Collect the lines of the entries where "lucy" shows up.
*** Data shown Section Begins ***
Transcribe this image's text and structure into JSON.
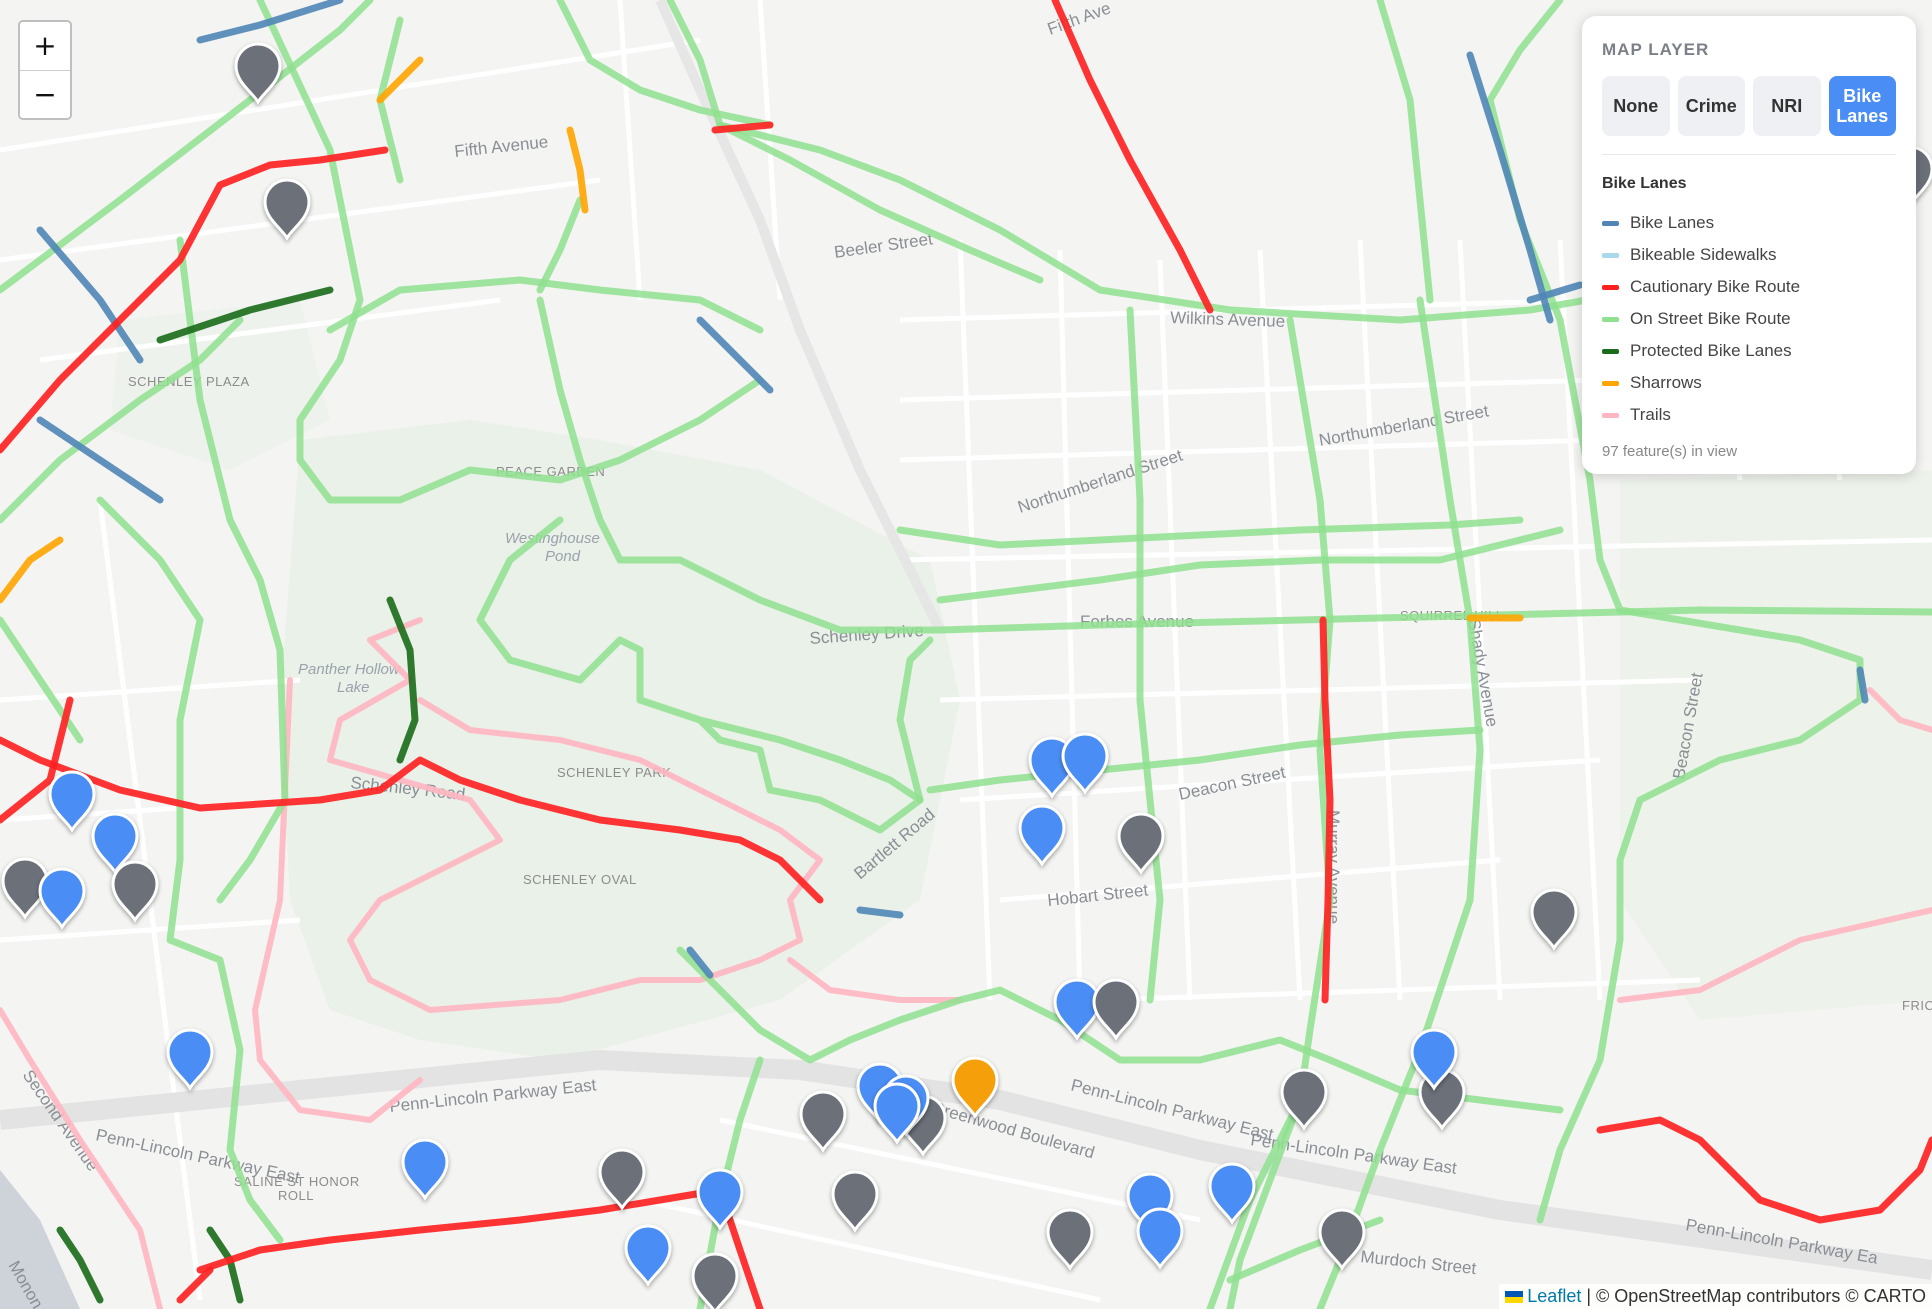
{
  "zoom": {
    "in_label": "+",
    "out_label": "−"
  },
  "panel": {
    "title": "MAP LAYER",
    "buttons": [
      {
        "label": "None",
        "active": false
      },
      {
        "label": "Crime",
        "active": false
      },
      {
        "label": "NRI",
        "active": false
      },
      {
        "label": "Bike Lanes",
        "active": true
      }
    ],
    "legend_title": "Bike Lanes",
    "legend": [
      {
        "label": "Bike Lanes",
        "color": "#4f86b6"
      },
      {
        "label": "Bikeable Sidewalks",
        "color": "#a9d8ea"
      },
      {
        "label": "Cautionary Bike Route",
        "color": "#ff1f1f"
      },
      {
        "label": "On Street Bike Route",
        "color": "#8fe08f"
      },
      {
        "label": "Protected Bike Lanes",
        "color": "#1a6b1a"
      },
      {
        "label": "Sharrows",
        "color": "#ffa500"
      },
      {
        "label": "Trails",
        "color": "#ffb6c1"
      }
    ],
    "feature_count": "97 feature(s) in view"
  },
  "attribution": {
    "leaflet": "Leaflet",
    "rest": " | © OpenStreetMap contributors © CARTO"
  },
  "labels": {
    "fifth_ave": "Fifth Avenue",
    "fifth_ave2": "Fifth Ave",
    "beeler": "Beeler Street",
    "wilkins": "Wilkins Avenue",
    "wilkins2": "Avenue",
    "northumberland": "Northumberland Street",
    "northumberland2": "Northumberland Street",
    "schenley_plaza": "SCHENLEY PLAZA",
    "peace_garden": "PEACE GARDEN",
    "westinghouse": "Westinghouse",
    "pond": "Pond",
    "panther": "Panther Hollow",
    "lake": "Lake",
    "schenley_park": "SCHENLEY PARK",
    "schenley_oval": "SCHENLEY OVAL",
    "schenley_road": "Schenley Road",
    "schenley_drive": "Schenley Drive",
    "squirrel_hill": "SQUIRREL HILL",
    "forbes": "Forbes Avenue",
    "deacon": "Deacon Street",
    "hobart": "Hobart Street",
    "bartlett": "Bartlett Road",
    "penn_lincoln": "Penn-Lincoln Parkway East",
    "penn_lincoln2": "Penn-Lincoln Parkway East",
    "penn_lincoln3": "Penn-Lincoln Parkway East",
    "penn_lincoln4": "Penn-Lincoln Parkway Ea",
    "penn_lincoln5": "Penn-Lincoln Parkway East",
    "greenfield": "Greenwood Boulevard",
    "second_ave": "Second Avenue",
    "saline": "SALINE ST HONOR",
    "roll": "ROLL",
    "murray": "Murray Avenue",
    "shady": "Shady Avenue",
    "mon": "Monon",
    "frick": "FRIC",
    "avenue": "Avenue",
    "murdoch": "Murdoch Street",
    "beacon": "Beacon Street"
  }
}
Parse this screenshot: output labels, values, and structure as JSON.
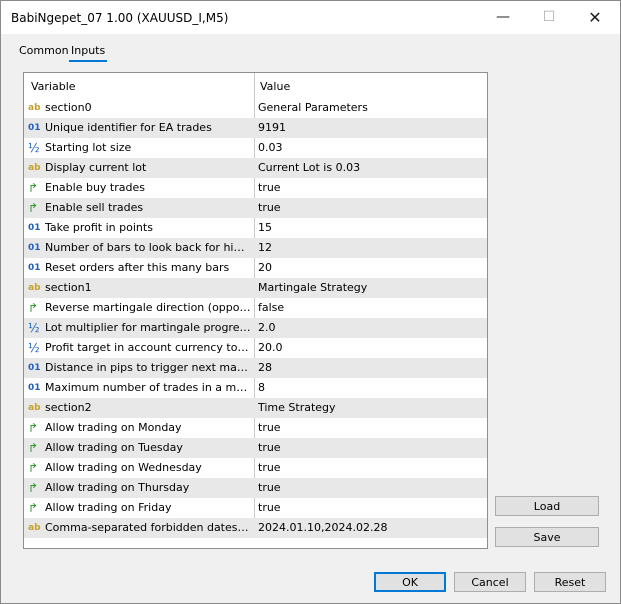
{
  "window": {
    "title": "BabiNgepet_07 1.00 (XAUUSD_I,M5)"
  },
  "tabs": [
    {
      "label": "Common"
    },
    {
      "label": "Inputs"
    }
  ],
  "table": {
    "headers": {
      "variable": "Variable",
      "value": "Value"
    },
    "rows": [
      {
        "icon": "ab",
        "type": "string",
        "variable": "section0",
        "value": "General Parameters"
      },
      {
        "icon": "01",
        "type": "int",
        "variable": "Unique identifier for EA trades",
        "value": "9191"
      },
      {
        "icon": "½",
        "type": "double",
        "variable": "Starting lot size",
        "value": "0.03"
      },
      {
        "icon": "ab",
        "type": "string",
        "variable": "Display current lot",
        "value": "Current Lot is 0.03"
      },
      {
        "icon": "↱",
        "type": "bool",
        "variable": "Enable buy trades",
        "value": "true"
      },
      {
        "icon": "↱",
        "type": "bool",
        "variable": "Enable sell trades",
        "value": "true"
      },
      {
        "icon": "01",
        "type": "int",
        "variable": "Take profit in points",
        "value": "15"
      },
      {
        "icon": "01",
        "type": "int",
        "variable": "Number of bars to look back for high/lo...",
        "value": "12"
      },
      {
        "icon": "01",
        "type": "int",
        "variable": "Reset orders after this many bars",
        "value": "20"
      },
      {
        "icon": "ab",
        "type": "string",
        "variable": "section1",
        "value": "Martingale Strategy"
      },
      {
        "icon": "↱",
        "type": "bool",
        "variable": "Reverse martingale direction (opposite ...",
        "value": "false"
      },
      {
        "icon": "½",
        "type": "double",
        "variable": "Lot multiplier for martingale progression",
        "value": "2.0"
      },
      {
        "icon": "½",
        "type": "double",
        "variable": "Profit target in account currency to clos...",
        "value": "20.0"
      },
      {
        "icon": "01",
        "type": "int",
        "variable": "Distance in pips to trigger next martinga...",
        "value": "28"
      },
      {
        "icon": "01",
        "type": "int",
        "variable": "Maximum number of trades in a marting...",
        "value": "8"
      },
      {
        "icon": "ab",
        "type": "string",
        "variable": "section2",
        "value": "Time Strategy"
      },
      {
        "icon": "↱",
        "type": "bool",
        "variable": "Allow trading on Monday",
        "value": "true"
      },
      {
        "icon": "↱",
        "type": "bool",
        "variable": "Allow trading on Tuesday",
        "value": "true"
      },
      {
        "icon": "↱",
        "type": "bool",
        "variable": "Allow trading on Wednesday",
        "value": "true"
      },
      {
        "icon": "↱",
        "type": "bool",
        "variable": "Allow trading on Thursday",
        "value": "true"
      },
      {
        "icon": "↱",
        "type": "bool",
        "variable": "Allow trading on Friday",
        "value": "true"
      },
      {
        "icon": "ab",
        "type": "string",
        "variable": "Comma-separated forbidden dates (YYY...",
        "value": "2024.01.10,2024.02.28"
      }
    ]
  },
  "buttons": {
    "load": "Load",
    "save": "Save",
    "ok": "OK",
    "cancel": "Cancel",
    "reset": "Reset"
  },
  "colors": {
    "accent": "#0078d7",
    "string_icon": "#c8a02a",
    "int_icon": "#1f5fbf",
    "bool_icon": "#2a9a2a"
  }
}
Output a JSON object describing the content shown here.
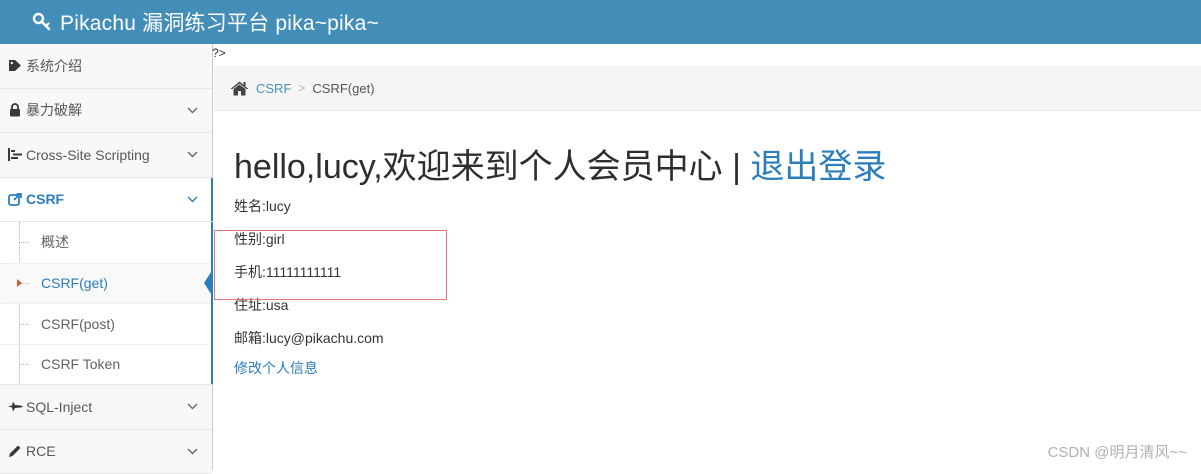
{
  "app": {
    "title": "Pikachu 漏洞练习平台 pika~pika~"
  },
  "sidebar": {
    "items": [
      {
        "label": "系统介绍",
        "icon": "tag-icon"
      },
      {
        "label": "暴力破解",
        "icon": "lock-icon"
      },
      {
        "label": "Cross-Site Scripting",
        "icon": "list-icon"
      },
      {
        "label": "CSRF",
        "icon": "share-icon"
      },
      {
        "label": "SQL-Inject",
        "icon": "fighter-jet-icon"
      },
      {
        "label": "RCE",
        "icon": "pencil-icon"
      }
    ],
    "csrf_submenu": [
      {
        "label": "概述"
      },
      {
        "label": "CSRF(get)"
      },
      {
        "label": "CSRF(post)"
      },
      {
        "label": "CSRF Token"
      }
    ]
  },
  "main": {
    "leak_text": "?>",
    "breadcrumb": {
      "parent": "CSRF",
      "separator": ">",
      "current": "CSRF(get)"
    },
    "welcome": {
      "text": "hello,lucy,欢迎来到个人会员中心 | ",
      "logout": "退出登录"
    },
    "info": [
      "姓名:lucy",
      "性别:girl",
      "手机:11111111111",
      "住址:usa",
      "邮箱:lucy@pikachu.com"
    ],
    "edit_link": "修改个人信息"
  },
  "watermark": "CSDN @明月清风~~",
  "colors": {
    "header_bg": "#438eb9",
    "accent": "#2b7dbc",
    "highlight_box": "#e0757b"
  }
}
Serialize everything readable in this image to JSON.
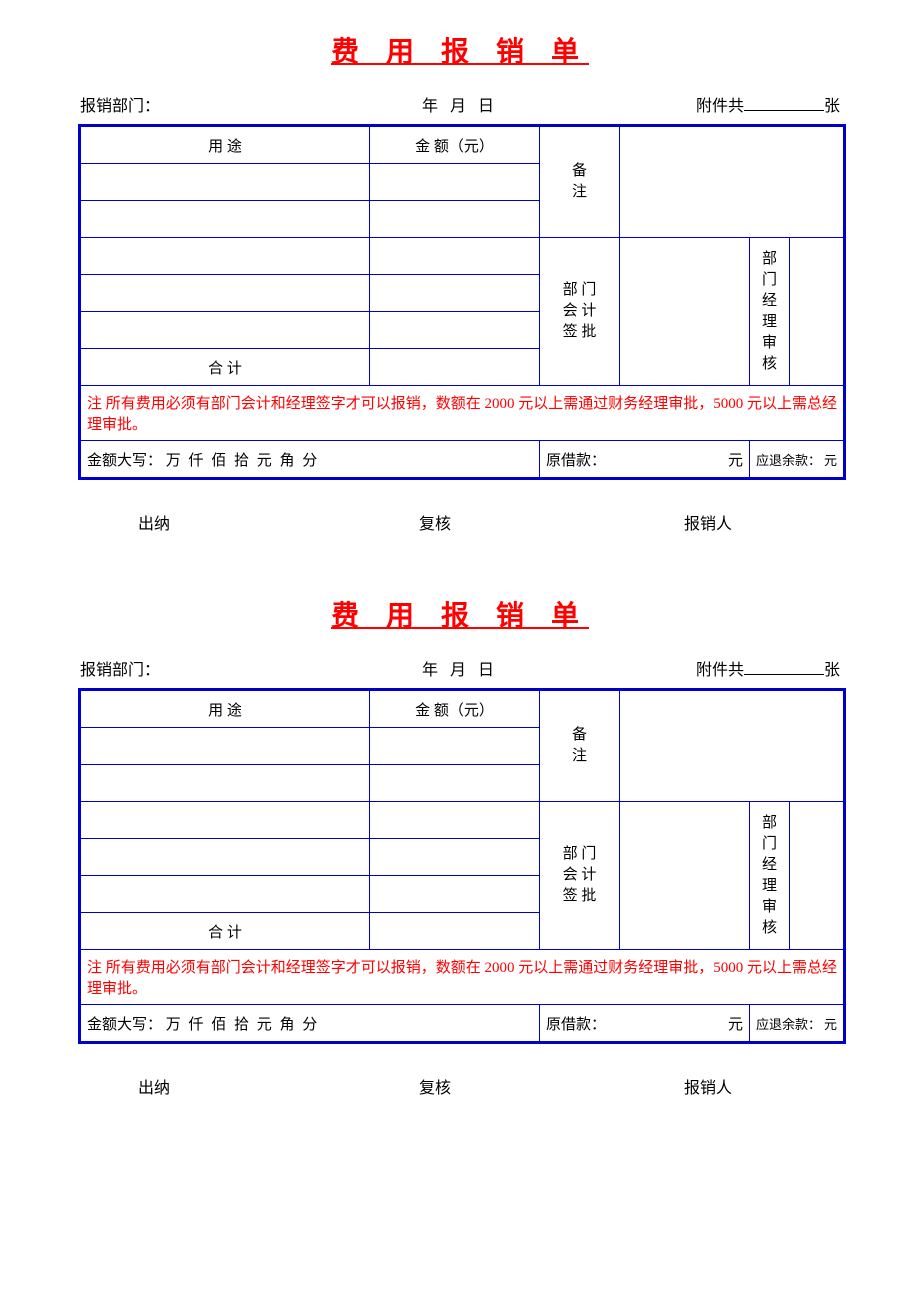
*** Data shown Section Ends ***
▶ [Reply to the exercise]
      "text": "hello,lucy,欢迎来到个人会员中心 | ",
      "姓名:lucy",
      "邮箱:lucy@pikachu.com"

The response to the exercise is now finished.